During Tjaden’s lifetime, she either designed or helped build more than 2,000 projects, including churches, civic centers and commercial buildings. She probably is best known for creating some of the finest homes in Garden City, many replete with flourishes such as formal breakfast rooms or sweeping staircases. One of her most admired elements was her use of stained glass windows, particularly a colorful peacock door designed by her and constructed in England.
“These homes are from a bygone era with a different lifestyle,” says Laura Rich, a real estate agent who is selling one of the Tjaden homes now on the market. “I love it when people restore them to keep that feeling. You don’t get a chance to walk into a home with a foyer anymore, so you don’t get that grand entrance.”
Among her noteworthy creations was a modernistic building for a car dealership in Hempstead (recently demolished) that included in-house service and repair departments, considered innovations at the time.
A Tudor mansion she designed in Woodmere for a distiller was featured in a 1935 edition of “Good Housekeeping” magazine. An estate she designed for the distiller’s brother had a greenhouse, a pumping station and gardens so extensive they contained 10,000 tulips. Her demonstration home entered in the 1939 New York World’s Fair nationwide competition for a home in the “The Town of Tomorrow” was admired, but failed to make the final cut.
She networked through women’s clubs and held social events at her home, which served as both a laboratory and an advertisement — especially so with the weather vane.
“It was the most personalized thing she could say about herself,” Vollono says.
Despite her thriving career, Tjaden was keenly aware of gender barriers in her male-dominated profession. (For years, she was the only female member of the American Institute of Architects in Nassau County.)
At one point, she decided to roll up her sleeves and do some physical labor herself on her home, which she designed and built in 1928, saying in a newspaper interview that she did the work “as a test of my ability, to see if what I did on paper was practical for construction. I laid brick and cut glass and learned to tell others how, experiencing of course the age-old resentment against a girl telling older men what to do.”
But she also knew how to attract clients by playing the gender card herself. “Men do not appreciate how large the closet must be or the space between shelves,” she said. “Kitchen comfort is purely a woman’s job.”
Tjaden’s career wound down after she moved to Florida in 1945 with her first husband. She no longer worked on individual homes, although she wrote a column for an architectural journal, was active in women’s clubs and continued to design garden apartments.
She was twice married, had no children and died at the age of 92. She left most of her $12 million estate to Cornell.

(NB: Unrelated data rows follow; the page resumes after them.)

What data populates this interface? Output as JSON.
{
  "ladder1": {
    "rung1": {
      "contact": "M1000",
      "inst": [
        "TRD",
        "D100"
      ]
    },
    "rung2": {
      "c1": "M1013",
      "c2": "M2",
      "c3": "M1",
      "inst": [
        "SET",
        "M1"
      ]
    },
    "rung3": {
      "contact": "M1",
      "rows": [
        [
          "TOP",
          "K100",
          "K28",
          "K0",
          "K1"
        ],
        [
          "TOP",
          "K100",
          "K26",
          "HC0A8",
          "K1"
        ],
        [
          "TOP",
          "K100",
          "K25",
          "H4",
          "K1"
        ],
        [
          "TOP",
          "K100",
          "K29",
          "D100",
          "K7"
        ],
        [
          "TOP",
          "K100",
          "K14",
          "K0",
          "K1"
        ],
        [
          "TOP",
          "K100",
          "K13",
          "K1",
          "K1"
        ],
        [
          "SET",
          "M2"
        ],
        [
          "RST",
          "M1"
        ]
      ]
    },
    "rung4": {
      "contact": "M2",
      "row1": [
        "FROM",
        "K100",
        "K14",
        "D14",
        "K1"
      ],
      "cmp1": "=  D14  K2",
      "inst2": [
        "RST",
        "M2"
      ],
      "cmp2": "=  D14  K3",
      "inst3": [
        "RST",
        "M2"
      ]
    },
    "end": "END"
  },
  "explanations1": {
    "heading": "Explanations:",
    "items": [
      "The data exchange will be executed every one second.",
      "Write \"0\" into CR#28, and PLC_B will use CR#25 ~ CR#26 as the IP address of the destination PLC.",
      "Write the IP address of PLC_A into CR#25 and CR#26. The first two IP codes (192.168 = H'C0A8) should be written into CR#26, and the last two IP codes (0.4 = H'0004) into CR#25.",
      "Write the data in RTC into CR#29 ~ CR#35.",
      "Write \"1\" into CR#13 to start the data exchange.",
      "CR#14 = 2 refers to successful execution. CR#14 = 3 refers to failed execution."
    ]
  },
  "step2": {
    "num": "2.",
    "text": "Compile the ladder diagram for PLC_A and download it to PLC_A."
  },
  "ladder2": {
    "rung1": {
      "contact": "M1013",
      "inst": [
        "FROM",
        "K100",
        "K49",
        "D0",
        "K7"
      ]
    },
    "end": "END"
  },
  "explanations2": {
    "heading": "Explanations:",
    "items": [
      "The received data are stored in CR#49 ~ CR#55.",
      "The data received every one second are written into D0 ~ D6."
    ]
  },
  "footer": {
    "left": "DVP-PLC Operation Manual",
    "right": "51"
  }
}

A building housing part of Cornell’s College of Architecture, Art and Planning was named in her honor in 1981.
An attorney, George Mamos, bought her French chateau-style home in 1990, only later finding out about its history. His daughter traveled to Cornell and discovered plans for the house, which is filled with imported tiles, ironwork and stained glass windows, including her original peacock door, he says.
She was one of the most important architects of her time, Allaback says: “I think it’s important to de-emphasize her gender, because she certainly had standing on her own.”